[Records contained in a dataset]

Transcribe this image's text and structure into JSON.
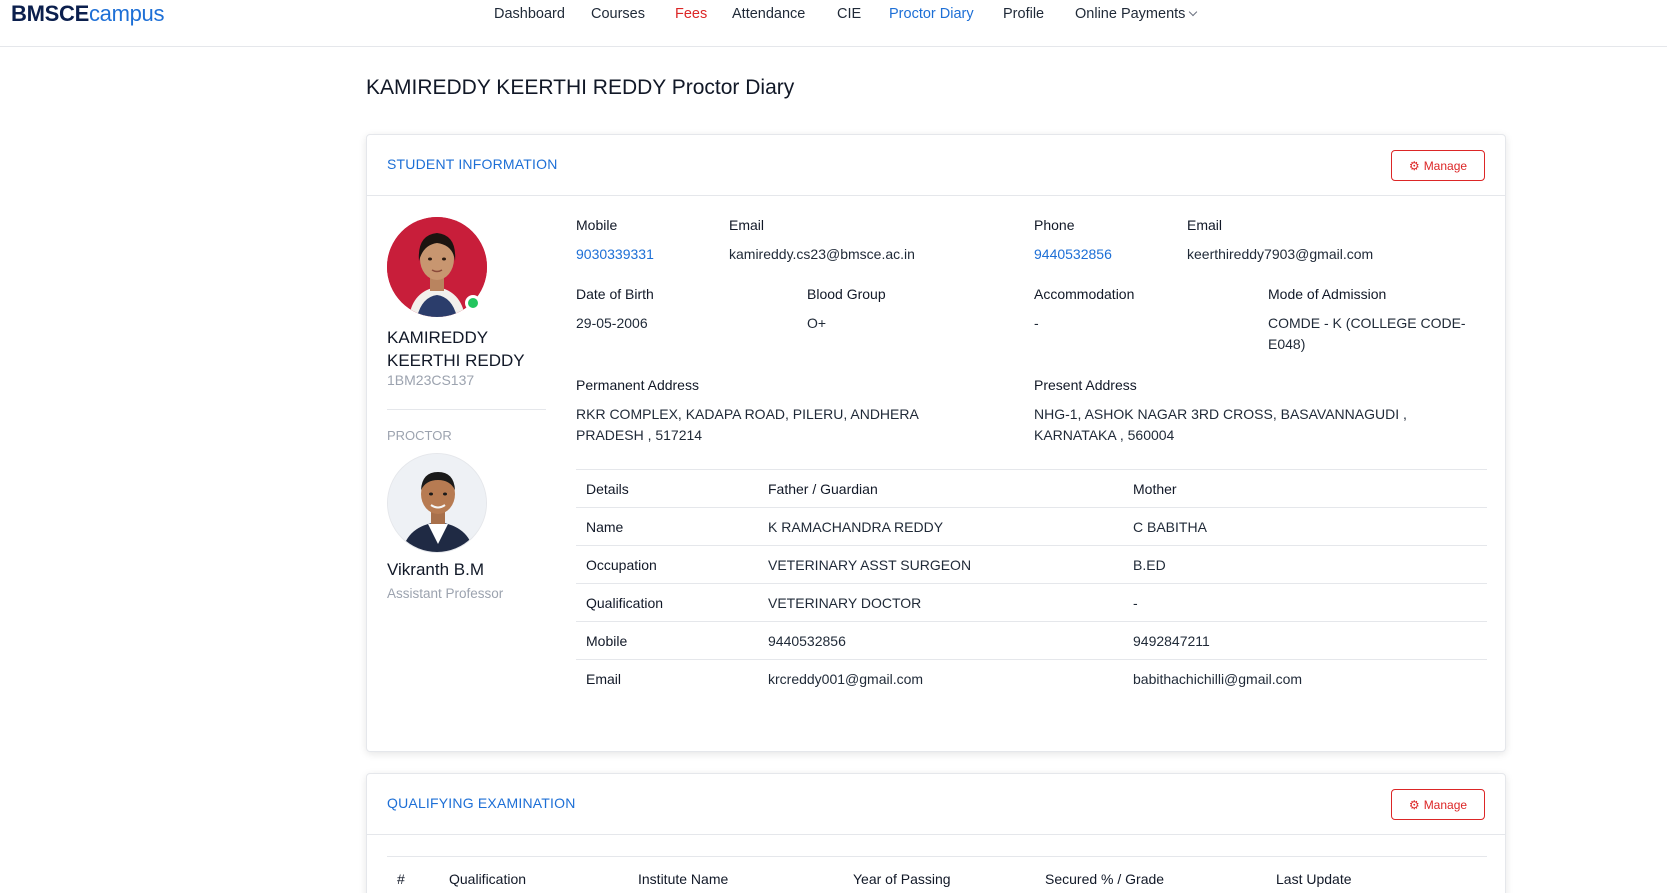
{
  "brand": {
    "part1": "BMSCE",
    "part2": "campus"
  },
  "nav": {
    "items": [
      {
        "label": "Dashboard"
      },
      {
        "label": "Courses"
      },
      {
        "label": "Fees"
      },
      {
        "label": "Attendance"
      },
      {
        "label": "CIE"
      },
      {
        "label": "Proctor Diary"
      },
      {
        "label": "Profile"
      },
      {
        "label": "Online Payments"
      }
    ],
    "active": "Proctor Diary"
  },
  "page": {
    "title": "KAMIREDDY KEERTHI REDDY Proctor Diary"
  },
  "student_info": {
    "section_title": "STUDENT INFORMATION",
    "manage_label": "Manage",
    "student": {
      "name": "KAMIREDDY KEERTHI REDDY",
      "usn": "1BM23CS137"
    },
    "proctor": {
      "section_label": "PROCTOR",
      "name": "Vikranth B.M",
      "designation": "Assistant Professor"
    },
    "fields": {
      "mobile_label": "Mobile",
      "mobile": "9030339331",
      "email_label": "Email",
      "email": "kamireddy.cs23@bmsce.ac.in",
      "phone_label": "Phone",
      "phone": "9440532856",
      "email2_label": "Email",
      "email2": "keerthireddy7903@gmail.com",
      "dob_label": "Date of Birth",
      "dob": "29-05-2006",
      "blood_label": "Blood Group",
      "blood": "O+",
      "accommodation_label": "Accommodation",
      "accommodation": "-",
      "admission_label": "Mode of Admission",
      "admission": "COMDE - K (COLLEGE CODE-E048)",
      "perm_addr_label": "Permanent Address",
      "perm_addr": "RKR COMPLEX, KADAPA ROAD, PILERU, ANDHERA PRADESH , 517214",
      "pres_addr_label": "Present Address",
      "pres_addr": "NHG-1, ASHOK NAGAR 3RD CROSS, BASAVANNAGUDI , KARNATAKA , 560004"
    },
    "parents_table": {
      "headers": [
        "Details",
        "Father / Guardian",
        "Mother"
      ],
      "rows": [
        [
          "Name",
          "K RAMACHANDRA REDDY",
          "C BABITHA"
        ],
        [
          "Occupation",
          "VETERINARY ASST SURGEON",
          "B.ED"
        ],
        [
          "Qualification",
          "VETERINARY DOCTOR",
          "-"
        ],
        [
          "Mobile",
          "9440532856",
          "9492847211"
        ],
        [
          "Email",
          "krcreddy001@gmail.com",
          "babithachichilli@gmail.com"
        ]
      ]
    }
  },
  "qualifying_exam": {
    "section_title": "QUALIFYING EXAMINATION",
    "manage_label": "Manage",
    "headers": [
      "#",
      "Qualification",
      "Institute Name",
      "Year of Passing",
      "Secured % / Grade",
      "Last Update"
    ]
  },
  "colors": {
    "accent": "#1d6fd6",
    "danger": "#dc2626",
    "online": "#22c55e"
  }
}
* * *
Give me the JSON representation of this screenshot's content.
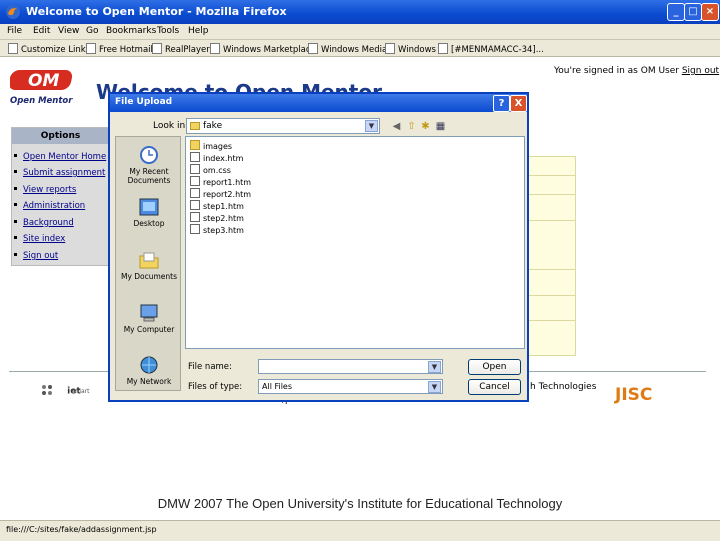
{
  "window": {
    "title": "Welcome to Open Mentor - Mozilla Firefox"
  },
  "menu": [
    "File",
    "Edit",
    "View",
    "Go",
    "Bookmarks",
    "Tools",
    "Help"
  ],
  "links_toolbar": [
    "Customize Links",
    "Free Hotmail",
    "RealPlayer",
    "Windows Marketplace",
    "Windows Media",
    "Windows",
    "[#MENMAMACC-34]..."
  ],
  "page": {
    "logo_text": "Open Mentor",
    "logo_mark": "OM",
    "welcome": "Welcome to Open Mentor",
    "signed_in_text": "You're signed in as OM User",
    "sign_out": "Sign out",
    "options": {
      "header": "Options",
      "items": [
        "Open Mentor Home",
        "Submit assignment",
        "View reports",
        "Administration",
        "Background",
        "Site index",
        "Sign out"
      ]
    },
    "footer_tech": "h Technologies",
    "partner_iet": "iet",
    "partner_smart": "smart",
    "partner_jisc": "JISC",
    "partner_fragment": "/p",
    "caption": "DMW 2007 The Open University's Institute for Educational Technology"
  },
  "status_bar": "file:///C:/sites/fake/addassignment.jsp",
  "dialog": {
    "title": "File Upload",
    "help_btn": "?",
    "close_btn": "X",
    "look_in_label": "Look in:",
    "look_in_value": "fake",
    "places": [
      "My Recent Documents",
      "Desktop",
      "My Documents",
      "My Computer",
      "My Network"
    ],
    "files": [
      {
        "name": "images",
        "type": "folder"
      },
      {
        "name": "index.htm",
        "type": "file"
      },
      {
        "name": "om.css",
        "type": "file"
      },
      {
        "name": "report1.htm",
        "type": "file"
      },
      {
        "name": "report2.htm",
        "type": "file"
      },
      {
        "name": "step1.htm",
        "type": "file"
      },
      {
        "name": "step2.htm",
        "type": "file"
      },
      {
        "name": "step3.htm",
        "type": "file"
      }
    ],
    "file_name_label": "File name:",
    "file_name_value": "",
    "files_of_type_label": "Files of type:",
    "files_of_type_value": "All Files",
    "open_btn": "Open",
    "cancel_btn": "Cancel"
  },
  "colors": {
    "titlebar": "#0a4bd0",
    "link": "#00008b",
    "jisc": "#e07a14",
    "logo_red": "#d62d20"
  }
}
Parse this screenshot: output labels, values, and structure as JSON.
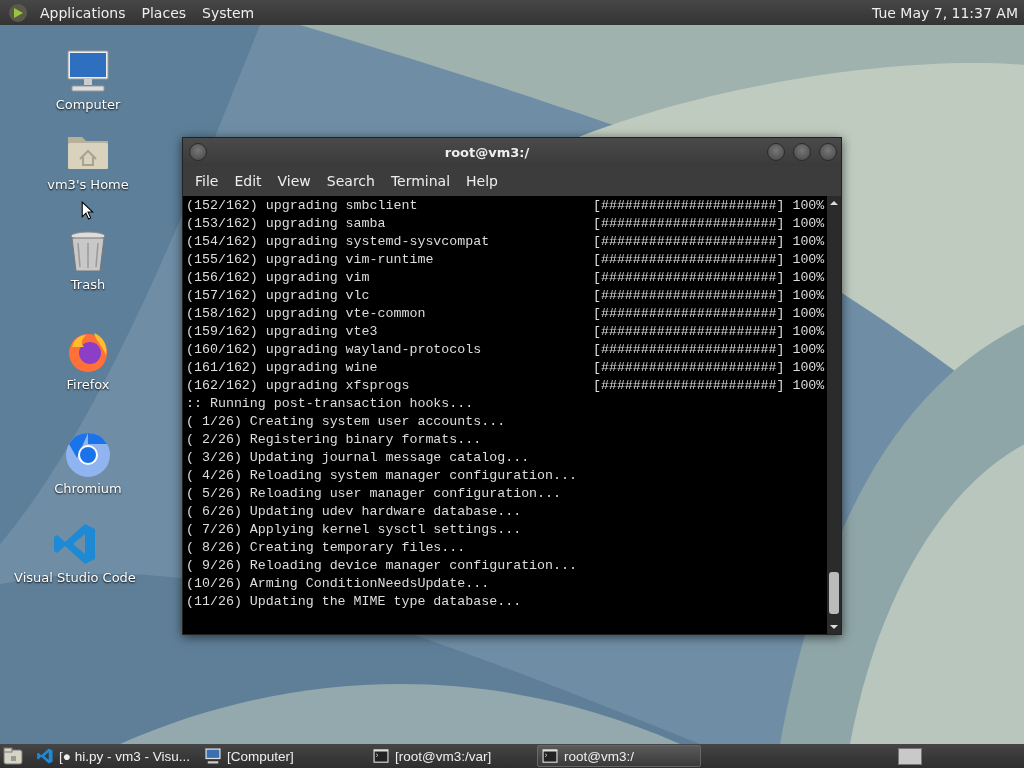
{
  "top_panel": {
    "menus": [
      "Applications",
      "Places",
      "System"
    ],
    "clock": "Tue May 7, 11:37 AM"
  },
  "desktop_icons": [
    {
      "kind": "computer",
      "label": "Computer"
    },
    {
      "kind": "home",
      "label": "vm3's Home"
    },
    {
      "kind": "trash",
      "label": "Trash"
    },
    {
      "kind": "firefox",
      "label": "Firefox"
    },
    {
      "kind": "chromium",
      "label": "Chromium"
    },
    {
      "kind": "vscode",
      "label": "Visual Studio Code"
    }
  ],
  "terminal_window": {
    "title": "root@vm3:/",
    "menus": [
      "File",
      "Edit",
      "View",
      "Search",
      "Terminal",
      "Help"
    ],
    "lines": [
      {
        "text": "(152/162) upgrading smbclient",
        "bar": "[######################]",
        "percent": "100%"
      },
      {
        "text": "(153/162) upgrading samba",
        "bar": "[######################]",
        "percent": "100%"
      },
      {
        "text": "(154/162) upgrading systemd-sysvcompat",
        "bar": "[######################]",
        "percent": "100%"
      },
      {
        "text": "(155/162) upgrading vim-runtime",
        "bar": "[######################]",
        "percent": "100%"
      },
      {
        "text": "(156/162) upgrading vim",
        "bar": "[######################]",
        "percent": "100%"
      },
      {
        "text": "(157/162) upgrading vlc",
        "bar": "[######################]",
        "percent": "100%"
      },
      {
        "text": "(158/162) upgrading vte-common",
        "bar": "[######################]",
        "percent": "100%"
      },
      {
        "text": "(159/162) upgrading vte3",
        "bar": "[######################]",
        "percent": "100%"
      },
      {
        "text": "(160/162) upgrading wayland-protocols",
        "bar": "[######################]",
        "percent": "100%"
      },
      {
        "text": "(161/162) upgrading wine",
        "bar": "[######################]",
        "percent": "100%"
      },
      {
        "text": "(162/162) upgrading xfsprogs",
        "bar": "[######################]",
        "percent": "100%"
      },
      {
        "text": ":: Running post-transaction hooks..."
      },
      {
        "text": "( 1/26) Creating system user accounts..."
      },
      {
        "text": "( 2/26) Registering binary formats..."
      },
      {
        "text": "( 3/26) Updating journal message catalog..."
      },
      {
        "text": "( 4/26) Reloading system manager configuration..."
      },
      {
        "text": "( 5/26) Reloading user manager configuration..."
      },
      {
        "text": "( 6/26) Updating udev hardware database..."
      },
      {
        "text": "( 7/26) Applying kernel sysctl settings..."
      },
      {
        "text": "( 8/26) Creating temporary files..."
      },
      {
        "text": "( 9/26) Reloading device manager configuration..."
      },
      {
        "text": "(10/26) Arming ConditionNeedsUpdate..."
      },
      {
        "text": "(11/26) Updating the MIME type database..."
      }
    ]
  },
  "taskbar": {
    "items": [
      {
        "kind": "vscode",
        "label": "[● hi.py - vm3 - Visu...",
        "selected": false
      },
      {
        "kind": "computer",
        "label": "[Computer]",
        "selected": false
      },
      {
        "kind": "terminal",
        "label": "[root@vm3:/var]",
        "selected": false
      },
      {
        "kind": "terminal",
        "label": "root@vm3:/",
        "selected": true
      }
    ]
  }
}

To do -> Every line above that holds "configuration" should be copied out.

Answer for the task ->
        "text": "( 4/26) Reloading system manager configuration..."
        "text": "( 5/26) Reloading user manager configuration..."
        "text": "( 9/26) Reloading device manager configuration..."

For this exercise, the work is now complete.